(What is expected) Scan the listing below. Report each line that includes "this".
- Opening Delimiter -
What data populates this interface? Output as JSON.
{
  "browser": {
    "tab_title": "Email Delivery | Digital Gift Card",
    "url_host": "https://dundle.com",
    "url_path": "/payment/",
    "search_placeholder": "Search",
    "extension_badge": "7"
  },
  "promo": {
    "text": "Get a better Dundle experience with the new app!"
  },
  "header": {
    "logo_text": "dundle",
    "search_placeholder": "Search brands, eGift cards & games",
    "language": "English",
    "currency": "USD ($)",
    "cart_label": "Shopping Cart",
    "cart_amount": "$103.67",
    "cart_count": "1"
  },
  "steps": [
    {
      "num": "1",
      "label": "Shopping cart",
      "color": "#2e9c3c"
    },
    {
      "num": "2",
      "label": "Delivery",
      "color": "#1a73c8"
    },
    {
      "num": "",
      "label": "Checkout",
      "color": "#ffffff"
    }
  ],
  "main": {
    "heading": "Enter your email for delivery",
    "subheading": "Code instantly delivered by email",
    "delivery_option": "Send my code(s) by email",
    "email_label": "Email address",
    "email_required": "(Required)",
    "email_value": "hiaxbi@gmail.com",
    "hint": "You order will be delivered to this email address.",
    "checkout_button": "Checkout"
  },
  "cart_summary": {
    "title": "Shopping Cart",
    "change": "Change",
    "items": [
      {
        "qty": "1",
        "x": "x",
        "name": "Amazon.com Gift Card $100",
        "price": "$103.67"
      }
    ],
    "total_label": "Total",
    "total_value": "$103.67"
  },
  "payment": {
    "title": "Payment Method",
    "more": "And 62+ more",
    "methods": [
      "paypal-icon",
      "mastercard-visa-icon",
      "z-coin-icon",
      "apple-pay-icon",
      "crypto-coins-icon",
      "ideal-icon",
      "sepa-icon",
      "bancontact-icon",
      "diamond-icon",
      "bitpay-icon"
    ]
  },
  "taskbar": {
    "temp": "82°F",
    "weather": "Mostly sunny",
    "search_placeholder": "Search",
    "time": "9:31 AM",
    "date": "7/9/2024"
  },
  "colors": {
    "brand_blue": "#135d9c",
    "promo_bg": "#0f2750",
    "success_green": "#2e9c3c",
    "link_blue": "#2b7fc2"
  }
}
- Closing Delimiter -
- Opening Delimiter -
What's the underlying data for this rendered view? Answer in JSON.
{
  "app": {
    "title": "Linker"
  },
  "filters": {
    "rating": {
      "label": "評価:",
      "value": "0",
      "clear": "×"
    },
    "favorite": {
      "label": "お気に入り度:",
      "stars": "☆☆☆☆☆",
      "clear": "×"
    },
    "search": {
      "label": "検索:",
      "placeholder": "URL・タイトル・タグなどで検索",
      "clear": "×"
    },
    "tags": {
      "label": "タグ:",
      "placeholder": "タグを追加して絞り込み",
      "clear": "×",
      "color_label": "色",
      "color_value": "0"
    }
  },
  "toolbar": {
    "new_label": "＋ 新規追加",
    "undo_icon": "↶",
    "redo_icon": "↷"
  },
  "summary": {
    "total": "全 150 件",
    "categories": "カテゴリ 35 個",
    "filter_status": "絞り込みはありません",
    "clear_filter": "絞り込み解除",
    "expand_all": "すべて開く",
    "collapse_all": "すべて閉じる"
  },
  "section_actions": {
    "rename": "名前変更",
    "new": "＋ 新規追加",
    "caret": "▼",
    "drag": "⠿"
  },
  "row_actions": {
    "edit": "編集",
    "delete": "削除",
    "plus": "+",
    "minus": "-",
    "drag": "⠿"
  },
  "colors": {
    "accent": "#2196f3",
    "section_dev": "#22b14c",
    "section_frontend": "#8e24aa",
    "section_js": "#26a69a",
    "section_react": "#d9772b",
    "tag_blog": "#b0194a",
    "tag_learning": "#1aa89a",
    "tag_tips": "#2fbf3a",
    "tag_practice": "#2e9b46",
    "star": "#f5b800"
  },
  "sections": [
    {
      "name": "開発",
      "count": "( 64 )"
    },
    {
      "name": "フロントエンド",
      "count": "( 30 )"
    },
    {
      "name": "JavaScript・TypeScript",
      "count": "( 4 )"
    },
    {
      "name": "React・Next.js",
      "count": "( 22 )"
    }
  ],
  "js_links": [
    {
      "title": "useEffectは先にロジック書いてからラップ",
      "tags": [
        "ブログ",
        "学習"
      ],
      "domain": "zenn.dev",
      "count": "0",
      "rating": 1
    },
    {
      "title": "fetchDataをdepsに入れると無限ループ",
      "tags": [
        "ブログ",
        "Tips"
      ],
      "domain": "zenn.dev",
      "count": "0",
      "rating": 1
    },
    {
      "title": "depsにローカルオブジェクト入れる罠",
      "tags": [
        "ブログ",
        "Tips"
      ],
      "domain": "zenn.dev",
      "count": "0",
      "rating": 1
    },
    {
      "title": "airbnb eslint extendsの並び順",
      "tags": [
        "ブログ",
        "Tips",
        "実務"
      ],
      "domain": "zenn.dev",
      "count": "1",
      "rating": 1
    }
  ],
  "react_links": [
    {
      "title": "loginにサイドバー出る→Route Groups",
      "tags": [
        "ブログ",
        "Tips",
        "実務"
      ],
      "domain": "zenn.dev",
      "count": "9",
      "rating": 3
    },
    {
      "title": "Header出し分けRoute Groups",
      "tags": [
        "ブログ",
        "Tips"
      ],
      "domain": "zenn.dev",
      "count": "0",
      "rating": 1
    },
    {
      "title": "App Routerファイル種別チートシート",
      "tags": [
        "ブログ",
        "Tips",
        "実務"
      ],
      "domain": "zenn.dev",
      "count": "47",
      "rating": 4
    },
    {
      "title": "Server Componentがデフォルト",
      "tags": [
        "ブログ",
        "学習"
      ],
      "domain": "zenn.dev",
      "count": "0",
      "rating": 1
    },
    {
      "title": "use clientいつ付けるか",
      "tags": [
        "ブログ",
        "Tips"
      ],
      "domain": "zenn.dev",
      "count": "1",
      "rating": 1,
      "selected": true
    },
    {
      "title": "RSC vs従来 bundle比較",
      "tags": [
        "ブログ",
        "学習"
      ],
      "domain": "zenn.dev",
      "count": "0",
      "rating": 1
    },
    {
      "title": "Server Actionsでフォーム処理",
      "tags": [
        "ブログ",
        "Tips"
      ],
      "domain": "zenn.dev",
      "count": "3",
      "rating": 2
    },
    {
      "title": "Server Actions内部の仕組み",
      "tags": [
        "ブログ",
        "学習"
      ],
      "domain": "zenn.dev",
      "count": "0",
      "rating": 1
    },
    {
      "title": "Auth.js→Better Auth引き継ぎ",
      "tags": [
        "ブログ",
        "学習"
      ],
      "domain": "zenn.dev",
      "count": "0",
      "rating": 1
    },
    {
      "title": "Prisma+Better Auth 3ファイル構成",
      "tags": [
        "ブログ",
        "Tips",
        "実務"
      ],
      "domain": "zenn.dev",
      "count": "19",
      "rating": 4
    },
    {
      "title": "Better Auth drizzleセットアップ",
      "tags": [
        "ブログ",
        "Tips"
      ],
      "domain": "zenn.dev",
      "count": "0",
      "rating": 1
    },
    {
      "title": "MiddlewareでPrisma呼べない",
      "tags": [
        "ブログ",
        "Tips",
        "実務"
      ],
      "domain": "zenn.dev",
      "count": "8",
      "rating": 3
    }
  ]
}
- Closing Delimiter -
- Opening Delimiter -
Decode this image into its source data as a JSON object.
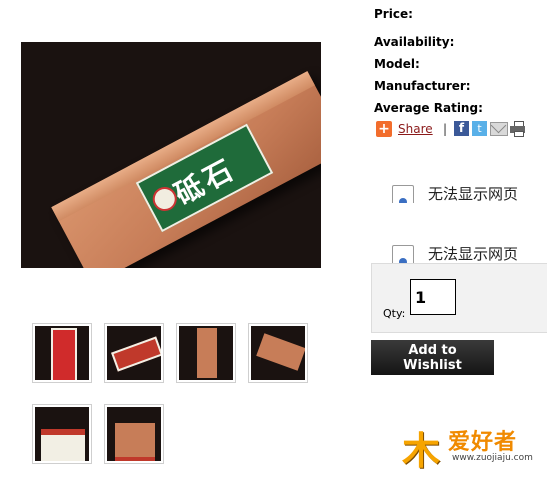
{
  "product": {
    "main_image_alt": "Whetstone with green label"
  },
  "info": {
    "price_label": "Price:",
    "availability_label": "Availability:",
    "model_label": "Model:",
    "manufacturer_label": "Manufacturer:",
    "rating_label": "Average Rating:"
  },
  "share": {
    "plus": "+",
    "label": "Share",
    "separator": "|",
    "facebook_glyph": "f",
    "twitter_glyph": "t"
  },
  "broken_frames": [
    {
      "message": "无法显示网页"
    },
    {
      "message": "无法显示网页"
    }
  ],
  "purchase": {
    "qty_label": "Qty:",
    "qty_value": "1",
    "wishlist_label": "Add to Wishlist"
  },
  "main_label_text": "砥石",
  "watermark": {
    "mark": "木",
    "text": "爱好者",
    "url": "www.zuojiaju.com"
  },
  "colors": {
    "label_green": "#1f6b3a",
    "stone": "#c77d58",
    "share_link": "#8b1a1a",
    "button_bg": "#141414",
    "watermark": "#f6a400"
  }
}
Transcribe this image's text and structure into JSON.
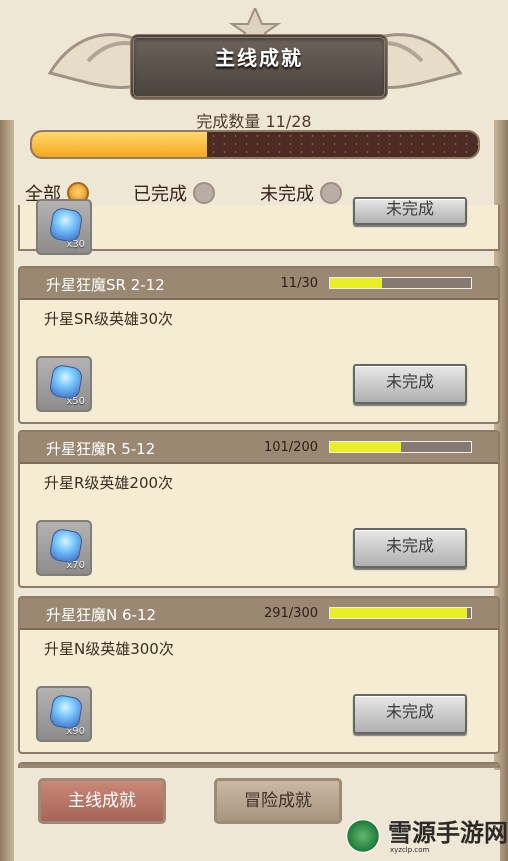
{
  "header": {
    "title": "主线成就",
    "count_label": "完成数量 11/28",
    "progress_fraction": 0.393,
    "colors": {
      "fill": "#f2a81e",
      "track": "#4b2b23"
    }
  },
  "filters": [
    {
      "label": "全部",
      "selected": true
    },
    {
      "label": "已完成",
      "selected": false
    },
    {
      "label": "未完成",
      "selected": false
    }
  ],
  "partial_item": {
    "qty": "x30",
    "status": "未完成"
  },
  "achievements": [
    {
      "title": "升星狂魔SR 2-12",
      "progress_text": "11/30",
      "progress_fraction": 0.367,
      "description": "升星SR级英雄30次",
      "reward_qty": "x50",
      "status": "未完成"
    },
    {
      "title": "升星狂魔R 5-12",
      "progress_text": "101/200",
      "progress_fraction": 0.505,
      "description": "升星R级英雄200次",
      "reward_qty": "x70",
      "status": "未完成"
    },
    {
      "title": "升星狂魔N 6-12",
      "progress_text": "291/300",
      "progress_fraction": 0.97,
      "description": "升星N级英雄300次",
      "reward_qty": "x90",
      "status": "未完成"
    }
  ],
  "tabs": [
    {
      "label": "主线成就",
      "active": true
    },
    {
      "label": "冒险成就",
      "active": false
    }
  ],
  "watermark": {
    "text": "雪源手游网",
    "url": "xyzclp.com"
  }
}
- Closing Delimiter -
(Response)
What data populates this interface? Output as JSON.
    "hint": "You order will be delivered to this email address.",
What's the underlying data for this rendered view? Answer in JSON.
Decode this image into its source data as a JSON object.
Transcribe this image's text and structure into JSON.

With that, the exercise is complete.